EXERCISE REQUIREMENTS: Please state how many lines below include the word "title"; the reply should be the number only.

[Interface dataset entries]
□ □ □

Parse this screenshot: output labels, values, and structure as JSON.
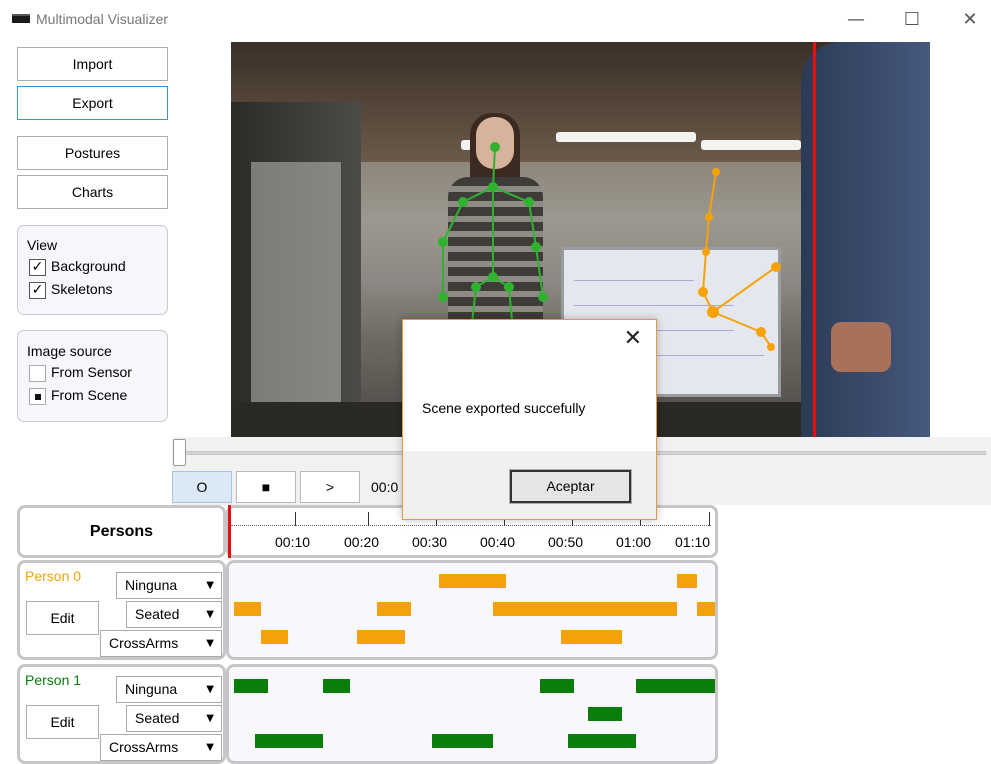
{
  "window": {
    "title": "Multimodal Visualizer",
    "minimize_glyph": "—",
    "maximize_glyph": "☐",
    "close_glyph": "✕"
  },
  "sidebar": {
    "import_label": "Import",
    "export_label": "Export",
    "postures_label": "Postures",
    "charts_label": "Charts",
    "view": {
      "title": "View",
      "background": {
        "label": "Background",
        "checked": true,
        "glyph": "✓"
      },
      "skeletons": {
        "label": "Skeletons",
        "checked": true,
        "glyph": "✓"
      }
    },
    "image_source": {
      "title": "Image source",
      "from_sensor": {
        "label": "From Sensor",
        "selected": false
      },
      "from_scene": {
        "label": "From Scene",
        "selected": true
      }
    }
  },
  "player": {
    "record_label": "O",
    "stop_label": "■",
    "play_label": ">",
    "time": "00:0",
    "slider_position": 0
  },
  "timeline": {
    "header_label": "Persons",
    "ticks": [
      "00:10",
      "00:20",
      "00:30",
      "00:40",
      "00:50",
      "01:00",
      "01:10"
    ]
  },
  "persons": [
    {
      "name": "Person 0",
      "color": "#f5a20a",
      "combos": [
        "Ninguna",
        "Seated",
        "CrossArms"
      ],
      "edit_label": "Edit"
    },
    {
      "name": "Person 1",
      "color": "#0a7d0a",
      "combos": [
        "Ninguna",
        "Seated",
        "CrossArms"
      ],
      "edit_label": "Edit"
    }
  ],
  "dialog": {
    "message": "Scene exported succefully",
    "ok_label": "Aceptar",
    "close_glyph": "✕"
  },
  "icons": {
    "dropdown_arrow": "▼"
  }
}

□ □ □

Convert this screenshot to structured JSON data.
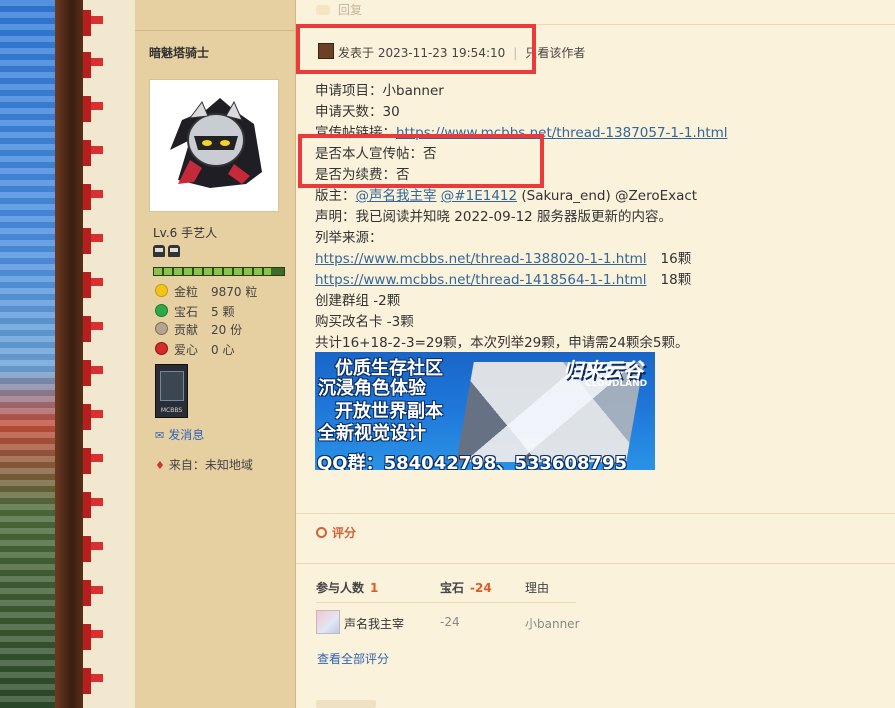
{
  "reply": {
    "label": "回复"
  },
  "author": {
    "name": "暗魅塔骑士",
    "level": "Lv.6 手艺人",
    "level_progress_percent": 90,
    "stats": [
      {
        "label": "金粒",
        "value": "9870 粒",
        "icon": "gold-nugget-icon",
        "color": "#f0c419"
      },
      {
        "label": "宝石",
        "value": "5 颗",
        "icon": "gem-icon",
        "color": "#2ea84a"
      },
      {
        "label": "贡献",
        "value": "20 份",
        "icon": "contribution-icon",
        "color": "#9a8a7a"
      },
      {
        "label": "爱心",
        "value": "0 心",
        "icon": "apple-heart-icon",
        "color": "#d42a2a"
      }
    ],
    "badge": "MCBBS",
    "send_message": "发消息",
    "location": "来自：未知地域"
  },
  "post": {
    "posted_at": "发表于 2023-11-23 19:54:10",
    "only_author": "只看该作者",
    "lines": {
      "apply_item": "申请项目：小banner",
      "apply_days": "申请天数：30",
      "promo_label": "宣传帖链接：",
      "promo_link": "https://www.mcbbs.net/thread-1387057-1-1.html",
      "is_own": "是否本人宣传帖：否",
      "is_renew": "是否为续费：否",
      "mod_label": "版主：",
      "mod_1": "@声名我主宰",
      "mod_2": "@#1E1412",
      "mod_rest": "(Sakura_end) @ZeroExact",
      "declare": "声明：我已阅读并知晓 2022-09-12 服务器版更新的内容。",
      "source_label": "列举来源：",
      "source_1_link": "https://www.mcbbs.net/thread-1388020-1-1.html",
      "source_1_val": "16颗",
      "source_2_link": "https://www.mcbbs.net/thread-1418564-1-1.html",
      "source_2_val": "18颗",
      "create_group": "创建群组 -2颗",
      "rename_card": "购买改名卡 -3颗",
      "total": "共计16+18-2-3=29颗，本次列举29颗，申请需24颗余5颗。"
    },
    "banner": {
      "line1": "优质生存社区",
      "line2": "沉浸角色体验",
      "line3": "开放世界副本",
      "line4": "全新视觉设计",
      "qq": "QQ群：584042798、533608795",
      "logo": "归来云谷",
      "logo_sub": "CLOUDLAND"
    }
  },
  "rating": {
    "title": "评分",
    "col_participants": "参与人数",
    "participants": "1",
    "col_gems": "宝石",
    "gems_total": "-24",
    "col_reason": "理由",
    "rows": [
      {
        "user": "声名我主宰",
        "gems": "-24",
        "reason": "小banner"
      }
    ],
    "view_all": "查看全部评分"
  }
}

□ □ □

SOLUTION TO THE EXERCISE: 4